By Beth DEImling
The American Kestrel (Falco sparverius) is North America’s smallest falcon. They are most often seen on utility wires along roadsides, and a drive along a northern Indiana country road is likely to chase a kestrel or two off a utility wire. Their favored habitat is open country with short vegetation and few trees. They may also be seen hovering in place over open fields. Northern Indiana’s pastures, hay fields, and some farm fields furnish good kestrel habitat. They will use trees, especially dead ones, if those trees are in open areas, or at the edge of woods. In fact, kestrels generally nest in tree cavities. Since they cannot excavate their own cavities, they rely on old woodpecker holes or natural tree hollows, as well as rock crevices, and nooks in buildings and other human-built structures.
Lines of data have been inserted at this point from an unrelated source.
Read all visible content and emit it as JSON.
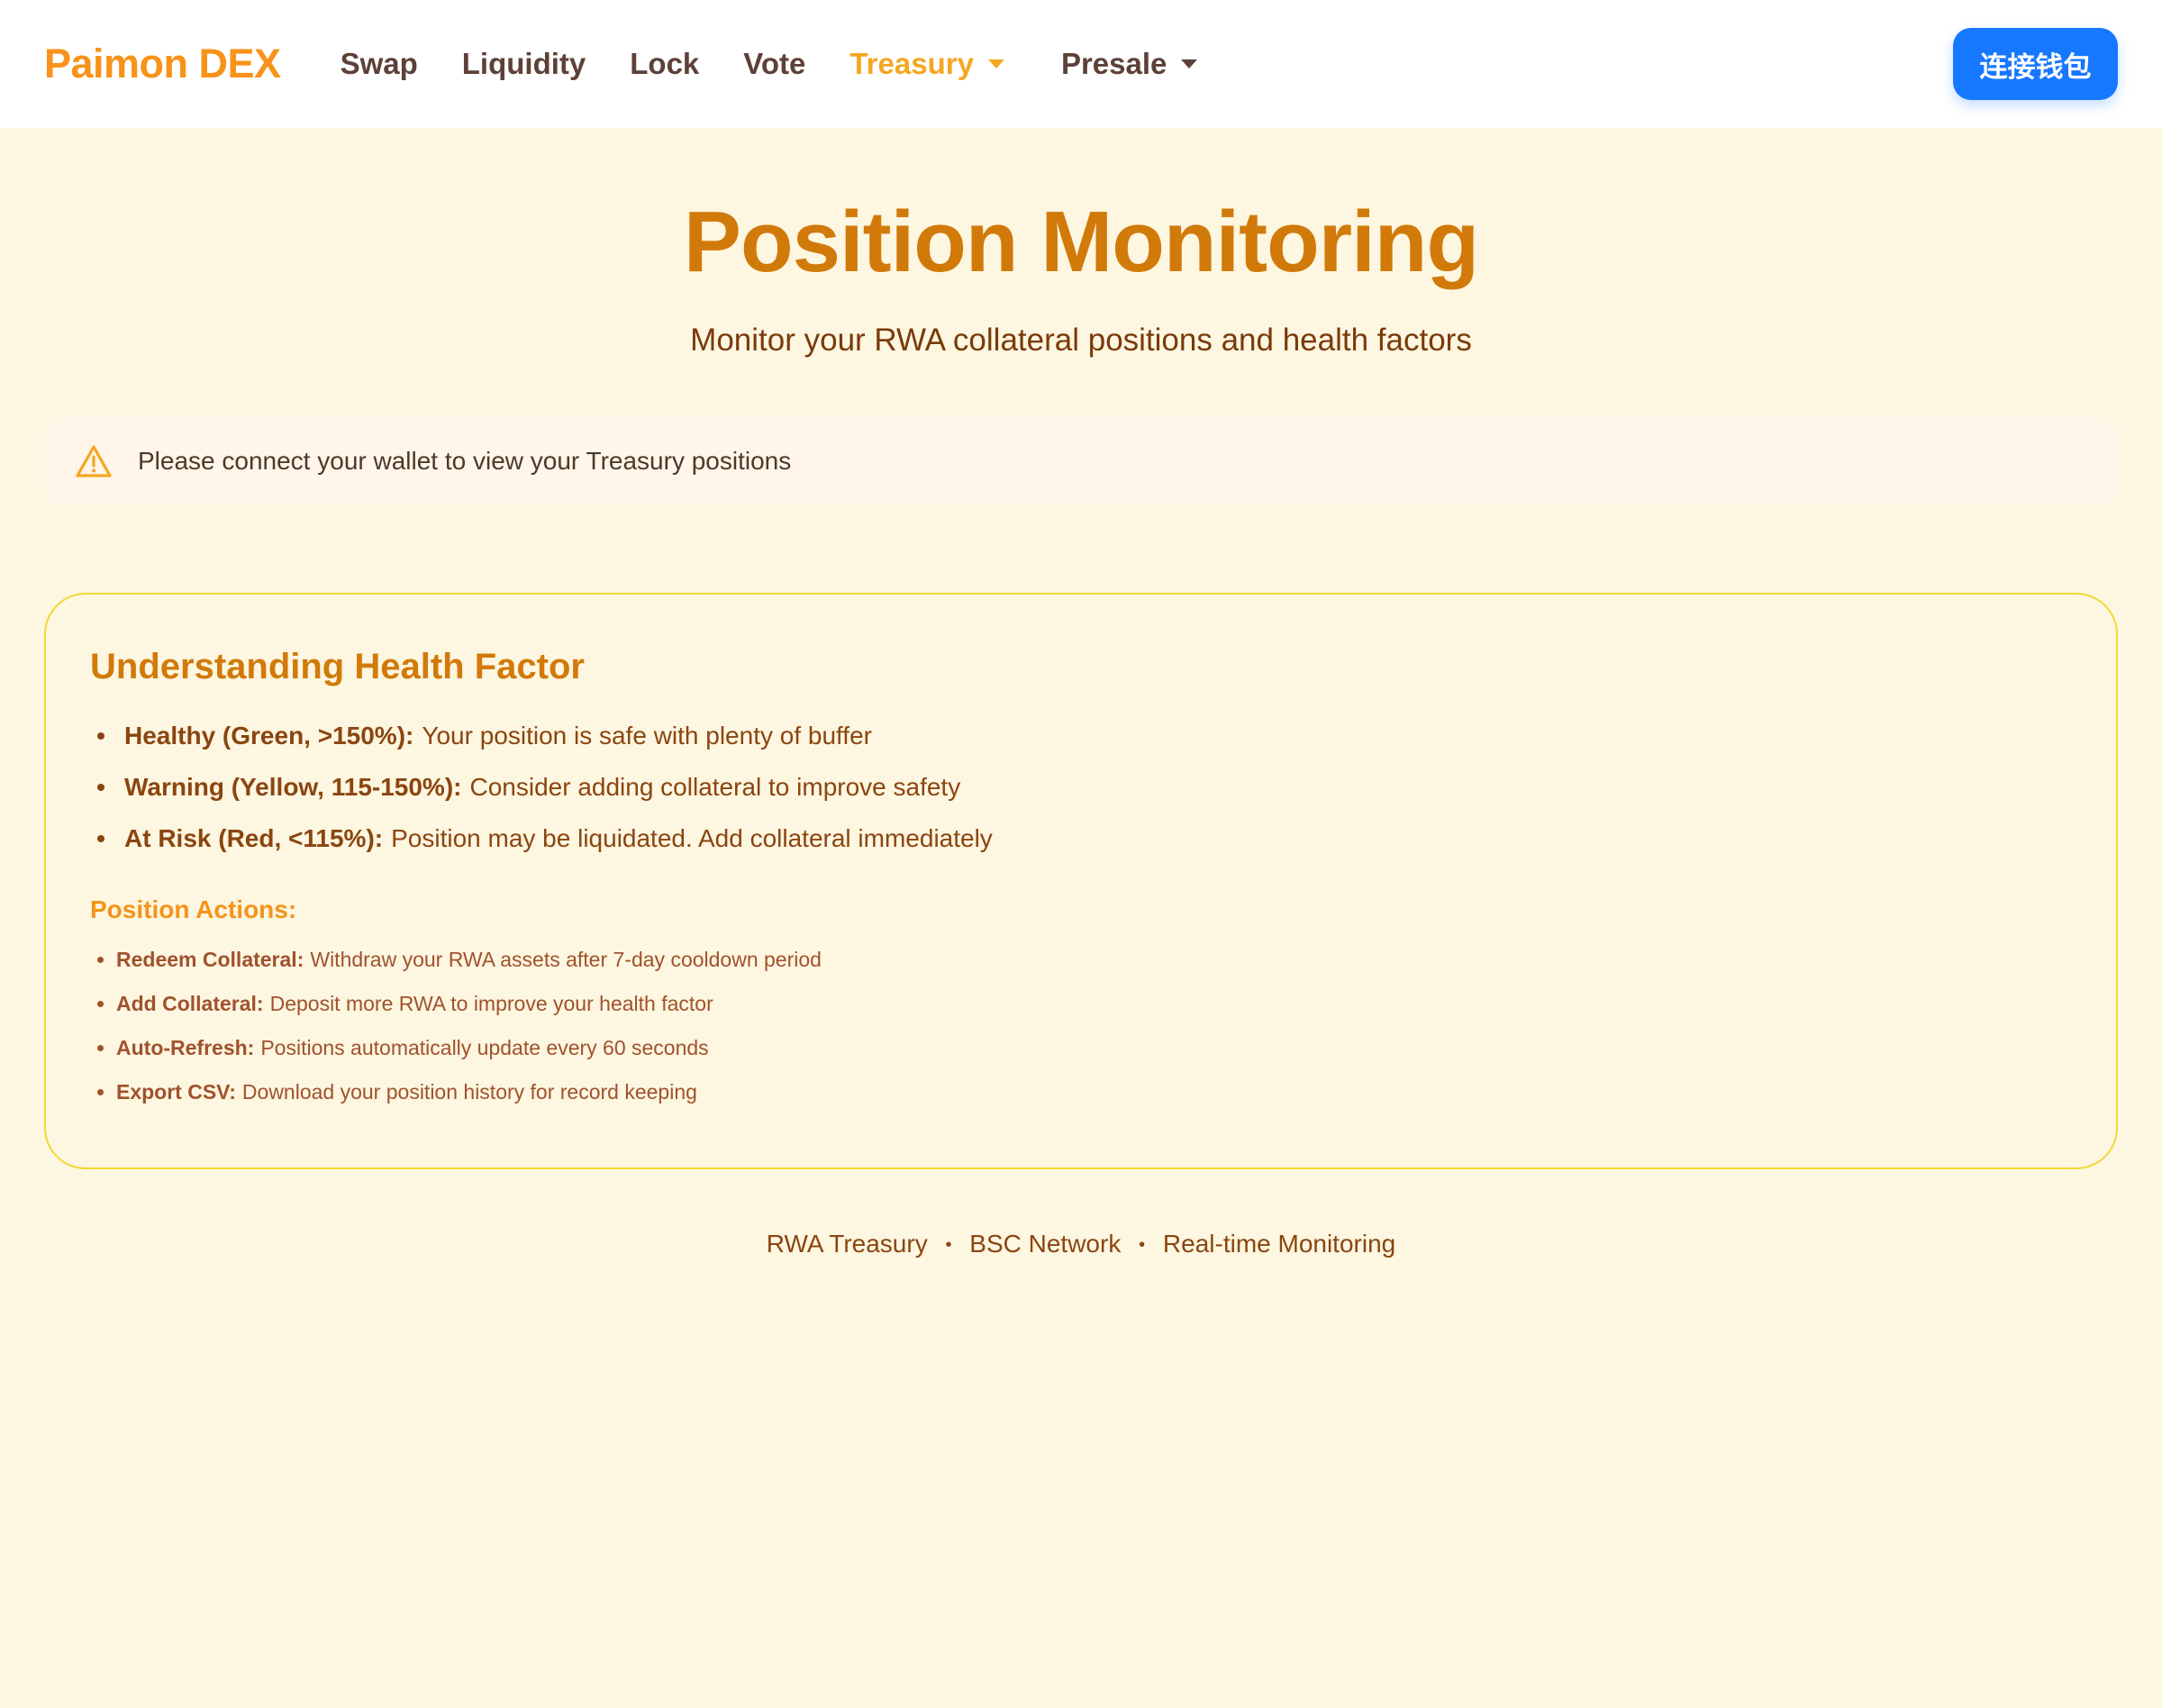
{
  "header": {
    "brand": "Paimon DEX",
    "nav": [
      {
        "label": "Swap"
      },
      {
        "label": "Liquidity"
      },
      {
        "label": "Lock"
      },
      {
        "label": "Vote"
      },
      {
        "label": "Treasury"
      },
      {
        "label": "Presale"
      }
    ],
    "connect_label": "连接钱包"
  },
  "colors": {
    "brand": "#f7931a",
    "active_nav": "#f5a623",
    "title": "#d17a0a",
    "button": "#1677ff",
    "background": "#fdf6e0",
    "card_border": "#f2d835"
  },
  "page": {
    "title": "Position Monitoring",
    "subtitle": "Monitor your RWA collateral positions and health factors"
  },
  "alert": {
    "icon": "warning-icon",
    "text": "Please connect your wallet to view your Treasury positions"
  },
  "info": {
    "title": "Understanding Health Factor",
    "levels": [
      {
        "label": "Healthy (Green, >150%):",
        "text": "Your position is safe with plenty of buffer"
      },
      {
        "label": "Warning (Yellow, 115-150%):",
        "text": "Consider adding collateral to improve safety"
      },
      {
        "label": "At Risk (Red, <115%):",
        "text": "Position may be liquidated. Add collateral immediately"
      }
    ],
    "actions_title": "Position Actions:",
    "actions": [
      {
        "label": "Redeem Collateral:",
        "text": "Withdraw your RWA assets after 7-day cooldown period"
      },
      {
        "label": "Add Collateral:",
        "text": "Deposit more RWA to improve your health factor"
      },
      {
        "label": "Auto-Refresh:",
        "text": "Positions automatically update every 60 seconds"
      },
      {
        "label": "Export CSV:",
        "text": "Download your position history for record keeping"
      }
    ]
  },
  "footer": {
    "items": [
      "RWA Treasury",
      "BSC Network",
      "Real-time Monitoring"
    ],
    "separator": "•"
  }
}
They also take readily to nest boxes.
A kestrel’s wings are narrow and blunt-tipped, and they fly in a series of fluttery flaps followed by an open-winged glide. When perched, kestrels often pump their tails as if they are trying to balance. Males and females are similar in coloration, but the male has slate-blue wings, while the female’s wings are the same reddish brown as the rest of the back. Both sexes have dark marks on their faces, sometimes called `mustaches’ and `sideburns.’
Kestrels primarily eat insects and other invertebrates when these are available, and otherwise (as in winter in Indiana) will eat small rodents, like voles, mice, and shrews, and even small birds. They generally catch prey on the ground, though they will capture some insects in flight. Unlike humans, birds can see ultraviolet light. This enables kestrels to make out the trails of urine that small rodents leave as they run along the ground. Like neon diner signs, these bright paths may highlight the way to a meal—as has been observed in the Eurasian Kestrel, a close relative.
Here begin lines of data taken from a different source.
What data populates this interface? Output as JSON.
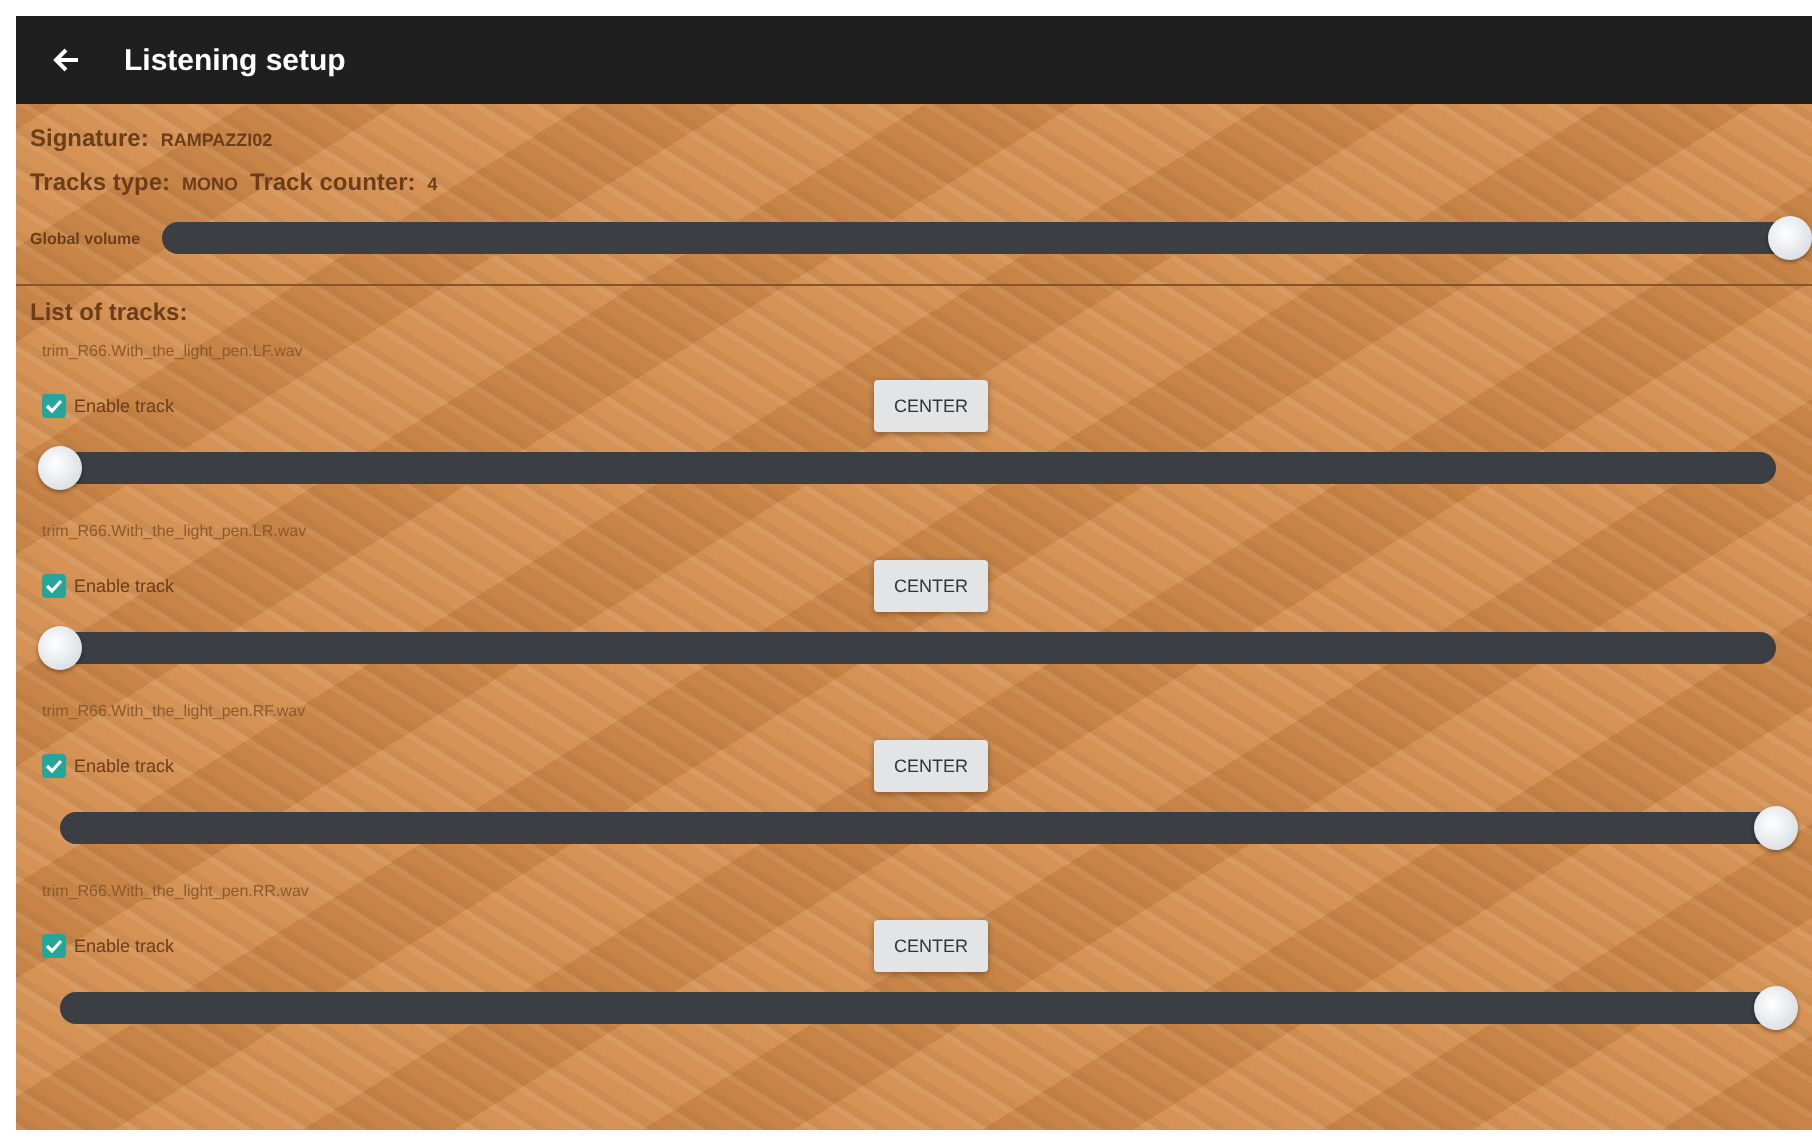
{
  "app_bar": {
    "title": "Listening setup"
  },
  "info": {
    "signature_label": "Signature:",
    "signature": "RAMPAZZI02",
    "tracks_type_label": "Tracks type:",
    "tracks_type": "MONO",
    "track_counter_label": "Track counter:",
    "track_counter": "4"
  },
  "global_volume": {
    "label": "Global volume",
    "level": 1
  },
  "list_heading": "List of tracks:",
  "tracks": [
    {
      "file": "trim_R66.With_the_light_pen.LF.wav",
      "enable_label": "Enable track",
      "checked": true,
      "button": "CENTER",
      "level": 0
    },
    {
      "file": "trim_R66.With_the_light_pen.LR.wav",
      "enable_label": "Enable track",
      "checked": true,
      "button": "CENTER",
      "level": 0
    },
    {
      "file": "trim_R66.With_the_light_pen.RF.wav",
      "enable_label": "Enable track",
      "checked": true,
      "button": "CENTER",
      "level": 1
    },
    {
      "file": "trim_R66.With_the_light_pen.RR.wav",
      "enable_label": "Enable track",
      "checked": true,
      "button": "CENTER",
      "level": 1
    }
  ]
}
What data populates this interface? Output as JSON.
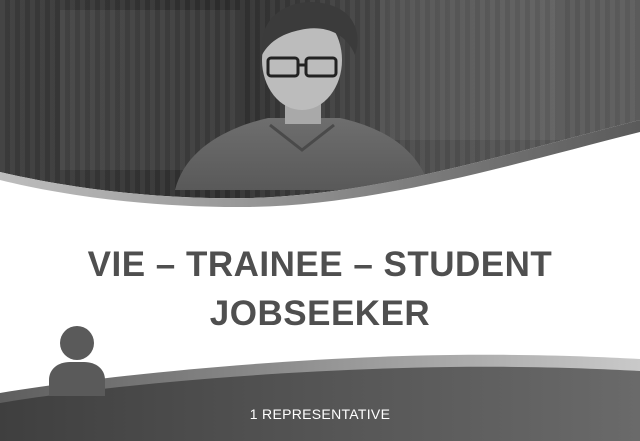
{
  "hero": {
    "image": "man-with-glasses-photo"
  },
  "title": {
    "line1": "VIE – TRAINEE – STUDENT",
    "line2": "JOBSEEKER"
  },
  "footer": {
    "icon": "person-icon",
    "representatives_label": "1 REPRESENTATIVE"
  },
  "colors": {
    "title_text": "#4f4f4f",
    "band_dark": "#3f3f3f",
    "band_light": "#6a6a6a"
  }
}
Kestrels have a huge range, nesting from the Arctic to Central America, and the east coast to the west across the U.S. and southern Canada. In winter, kestrels vacate all of Alaska and Canada, the northern plains states and New England. It is possible to find them in the hundreds at coastal migration sites—such as Cape May, New Jersey, or Kiptopeke, Virginia—in September or early October. Their conservation status is currently of `Least Concern.’ However, recent counts and breeding bird survey data have indicated declines in some areas—such as in New England, parts of the Pacific Coast, and Florida, where the state lists it as a threatened species. Habitat loss may be a factor in their declines, especially through felling of the standing dead trees these birds depend on for their nest sites. The American Kestrel is also losing prey sources and nesting cavities to so-called “clean” farming practices, which remove hedgerows, trees, and brush. An additional threat is exposure to pesticides and other pollutants, which can reduce clutch sizes and hatching success. For kestrels in North America, a larger problem with pesticides is that they do their job, destroying the insects, spiders, and other prey on which the birds depend.
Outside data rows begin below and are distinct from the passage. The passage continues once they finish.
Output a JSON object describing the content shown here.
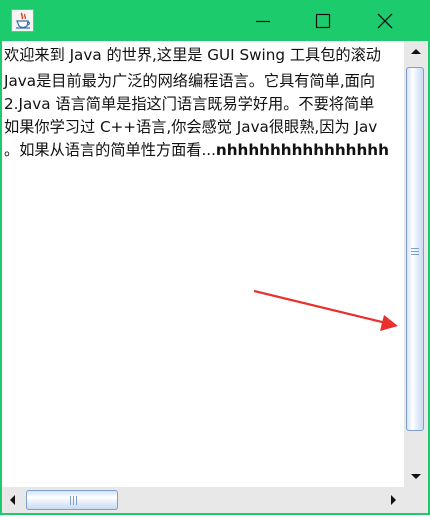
{
  "window": {
    "icon": "java-cup-icon",
    "controls": {
      "minimize": "minimize-icon",
      "maximize": "maximize-icon",
      "close": "close-icon"
    },
    "colors": {
      "frame": "#1ccc6c",
      "text": "#111111",
      "scroll_thumb_border": "#7d9fd2",
      "annotation_arrow": "#e8302c"
    }
  },
  "textarea": {
    "lines": [
      "欢迎来到 Java 的世界,这里是 GUI Swing 工具包的滚动",
      " Java是目前最为广泛的网络编程语言。它具有简单,面向",
      " 2.Java 语言简单是指这门语言既易学好用。不要将简单",
      "如果你学习过 C++语言,你会感觉 Java很眼熟,因为 Jav",
      "。如果从语言的简单性方面看...",
      "nhhhhhhhhhhhhhhh"
    ]
  },
  "scrollbars": {
    "vertical": {
      "up": "arrow-up-icon",
      "down": "arrow-down-icon"
    },
    "horizontal": {
      "left": "arrow-left-icon",
      "right": "arrow-right-icon"
    }
  }
}
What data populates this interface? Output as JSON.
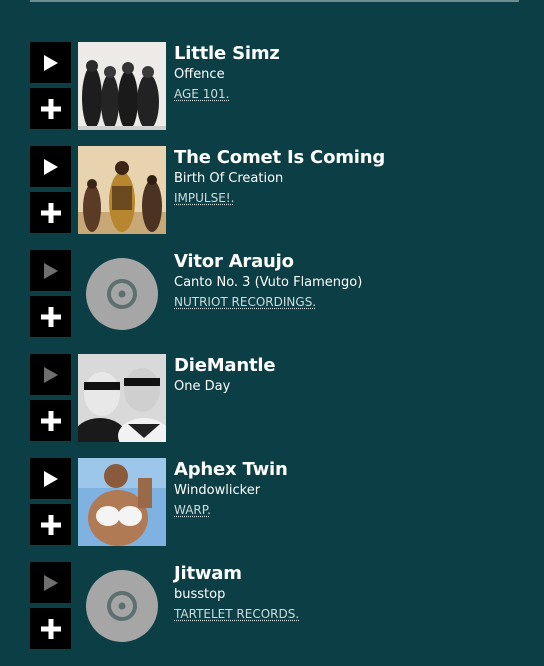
{
  "tracks": [
    {
      "artist": "Little Simz",
      "title": "Offence",
      "label": "AGE 101.",
      "artwork": "band-photo",
      "playable": true
    },
    {
      "artist": "The Comet Is Coming",
      "title": "Birth Of Creation",
      "label": "IMPULSE!.",
      "artwork": "band-photo-warm",
      "playable": true
    },
    {
      "artist": "Vitor Araujo",
      "title": "Canto No. 3 (Vuto Flamengo)",
      "label": "NUTRIOT RECORDINGS.",
      "artwork": "placeholder-disc",
      "playable": false
    },
    {
      "artist": "DieMantle",
      "title": "One Day",
      "label": "",
      "artwork": "duo-photo-bw",
      "playable": false
    },
    {
      "artist": "Aphex Twin",
      "title": "Windowlicker",
      "label": "WARP.",
      "artwork": "cover-photo-blue",
      "playable": true
    },
    {
      "artist": "Jitwam",
      "title": "busstop",
      "label": "TARTELET RECORDS.",
      "artwork": "placeholder-disc",
      "playable": false
    }
  ],
  "icons": {
    "play": "play-icon",
    "add": "plus-icon",
    "placeholder": "disc-icon"
  },
  "colors": {
    "background": "#0b3e45",
    "button": "#000000",
    "play_enabled": "#ffffff",
    "play_disabled": "#6f6f6f"
  }
}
Similar species, which might be confused with kestrels at a distance, are Merlins, Sharp-shinned Hawks, and Mourning Doves. Merlins, however, are stockier, and dark brown. Merlins target larger prey than kestrels, particularly shorebirds and other small to medium-sized birds, which they often chase on the wing. Merlins have near-constant wingbeats, and fly by flapping their wings continuously. Sharp-shinned Hawks are accipiters, which means that they have broader wings, longer tails, and proportionally smaller heads. Sharp-shinned Hawks also hunt in more heavily wooded areas than kestrels. Mourning Doves occupy the same habitats as kestrels and often sit on telephone wires. In proportion to the rest of the body, they have much smaller heads than kestrels and their tails are slender and pointed. In flight, Mourning Doves tend to fly fast and in straight lines, with nearly continuous wingbeats